By the end of 2020, the mobile subscription in the continent had reached almost 495 million users, about 46% of the region’s total population, which is an increase of about 20 million from 2019.
But, the move has not been without its share of challenges, with the cost of the internet still being prohibitive for most. A report from A4AI, Alliance for Affordable Internet, found that African countries pay some of the highest rates worldwide to access the internet based on their income.
The revelation has spurred a battle among streaming companies for the key markets in Africa as they compete to shift their strategies to fit into local dynamics.
Taking on Streaming Giants
Aside from data expenses, musicians worldwide have criticized global streaming giants like Spotify for their poor royalty compensation strategy. This, combined with their failure to chart on global billboards and the desire of many artists and creatives to retain complete control over their music distribution and product bundles, has allowed African music streaming platforms to thrive.
Spotify, a forerunner in music streaming and possibly the best-known streaming platform globally, launched in 40+ African countries in 2018. So far, it has provided Africa’s largely young population an option to stream music on its platform. However, recently, streaming startups established in Africa have started to challenge Spotify’s dominant position in the market.
Boomplay and Mdundo are two platforms that have grown significantly in recent years to become serious competitors.
The Key Strategies of African Music Streaming Startups
Boomplay is Africa’s most popular music streaming service, with 60 million active users. It’s one of a slew of domestic music streaming and multimedia services posing a challenge to the on-demand worldwide streaming business.
It’s plain to see why the Chinese-owned, Africa-focused startup has overcome global streaming giants like Spotify and Apple Music to become the continent’s preferred alternative if you look at their strategy.
In addition, every smartphone produced by Transsion, the makers of Tecno, Infinix, and Itel, Africa’s top-selling phone brands, comes with the Boomplay App preinstalled.
Mdundo, founded in 2013, provides free downloads of millions of tracks, mostly from Africa. It also includes a global music catalog that may be accessed via a freemium or subscription model. Adverts in the form of display banners and audio advertisements placed in its music tracks are its major source of revenue.
Mdundo features a one-of-a-kind, artist-centered financial approach. Artists that join the platform get a 50% split of all ad revenue generated by their songs.
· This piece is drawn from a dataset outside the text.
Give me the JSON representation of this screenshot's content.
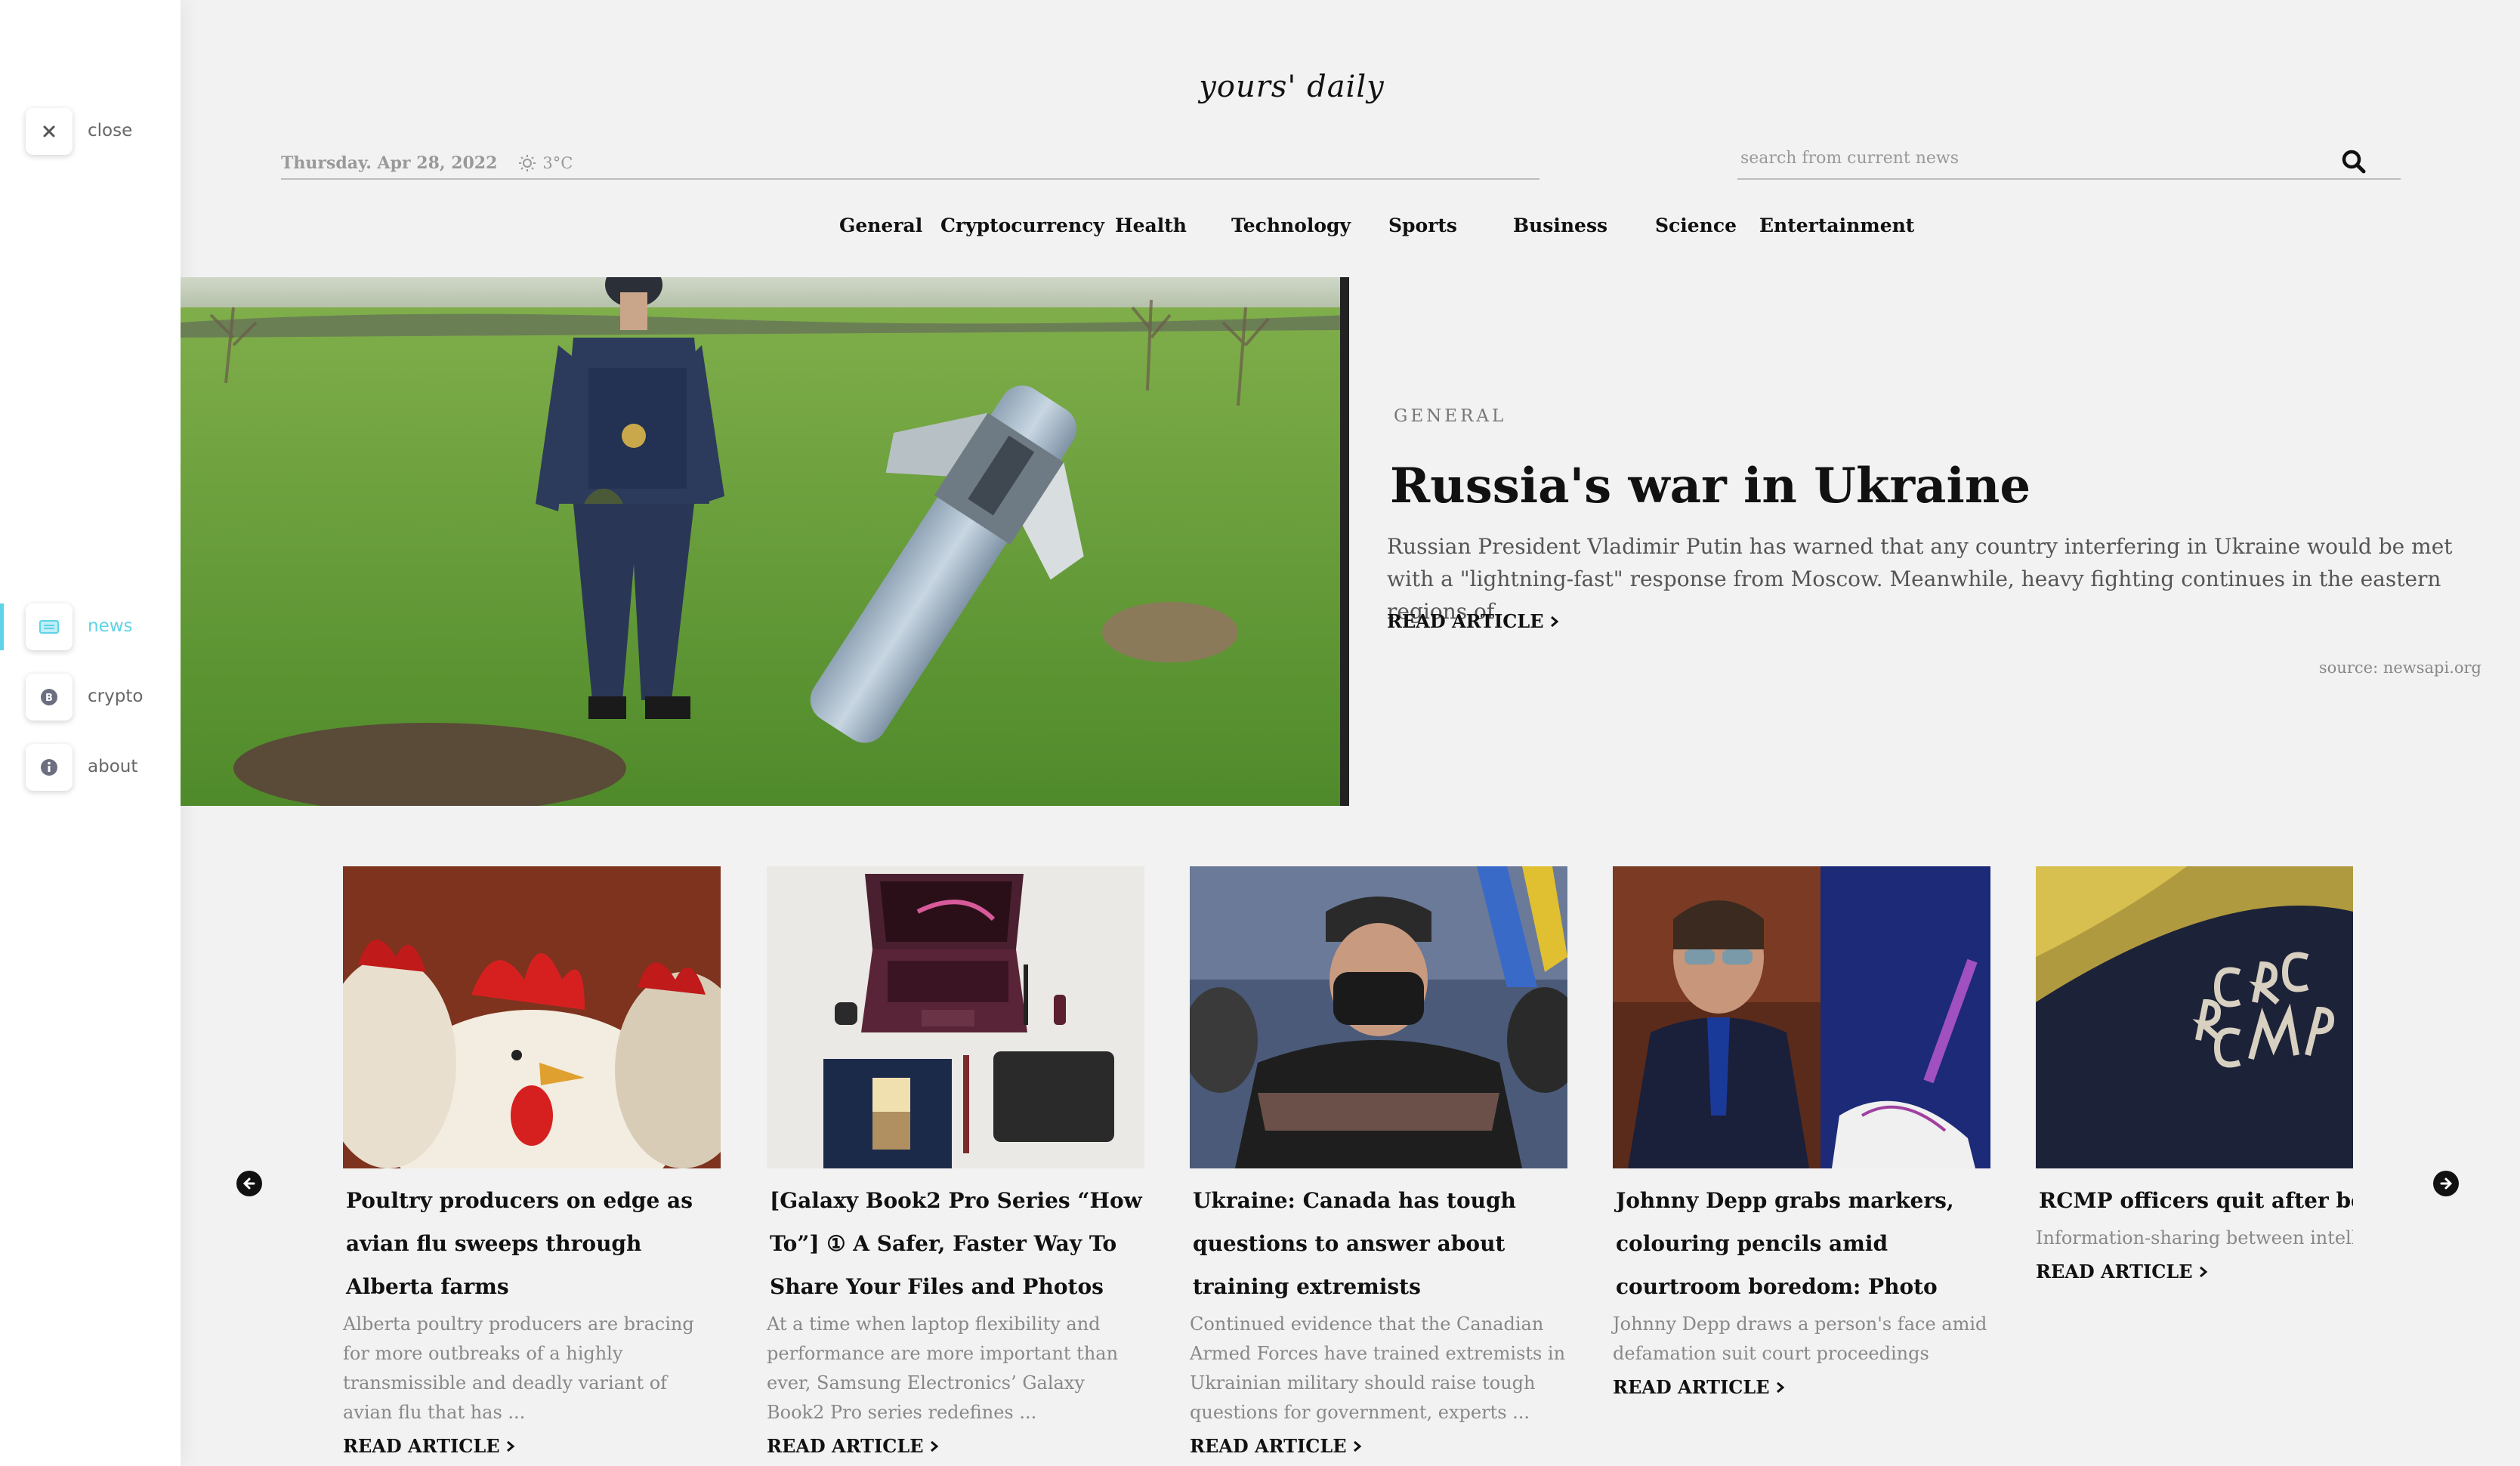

According to Quartz Africa, over 80,000 musicians have joined the company, resulting in a massive database of 1.5 million songs.
The Pan-African music streaming service reported a 22 percent increase in its user base in the fourth quarter of 2021, up to 20 million subscribers from 16.3 million the previous year.
While the continent’s current revenue potential is offputting to global corporations, it will produce the preponderance of music subscribers in the coming decade.
Local players establishing closer relationships with the industry, artists, the music community, and the media are likely to seize the majority of the streaming sector from global platforms.